Nursing ETDs

Publication Date

Fall 12-17-2016


This study explored the perceptions foster parents have about their work as caregivers of foster children who are hospitalized and then discharged from the hospital into a foster home. The numbers of children in foster care nationwide has decreased over the past 25 years, yet the proportion of children in foster care who have significant health conditions has increased dramatically (Wang, Edelstein, Waldinger, Lee & Bath, 2011). There has also been significant attrition of qualified foster parents who are able to care for foster children with significant health needs (Pecora, Whittaker, Maluccio, Barth & DePanfilis, 2009; Vig, Chinitz & Shulman, 2005). The experience of working with these children often begins while the child is hospitalized, yet virtually nothing is known about the experience these foster parents go through in caring for children making the transition. Eighteen licensed or formerly licensed foster parents in a northwestern state and who had experience caring for a foster child who had been discharged directly from a hospital into their care were interviewed about their experience. Interpretive Description (Thorne, 2008) was used to conceptualize and frame the data elicited from the participants in the study. Following data analysis, thirteen themes and multiple sub-themes emerged within the three basic research questions. There are several important elements to understand about the perceived experience of foster caregivers of hospitalized children: a) they are often motivated by deeply set beliefs, often but not always spiritual, in the sacredness of children and the importance of all children being cared for; b) as much knowledge about any and all conditions, situations, policies etc…is extremely important to the foster parent in making them feel empowered and competent in caring for these children; c) positive communication with key persons such as caseworkers, health care workers and biological parents is a major factor in whether the foster parent perceives this experience as being a positive experience or a negative experience; d) the ability to advocate for the needs of the child in their care is a crucial element to being a successful foster parent of a child who has been hospitalized.

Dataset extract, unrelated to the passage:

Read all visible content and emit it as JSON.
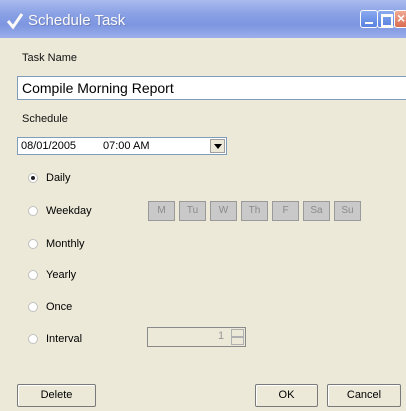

Degree Name


Level of Degree


Department Name

College of Nursing

First Committee Member (Chair)

Lobo, Marie

Second Committee Member

Averill, Jennifer

Third Committee Member

TInkle, Melinda

Fourth Committee Member

Gallegos, Cara


Foster Parenting, Hospital Discharge, Foster Care Health



Document Type


Included in

Nursing Commons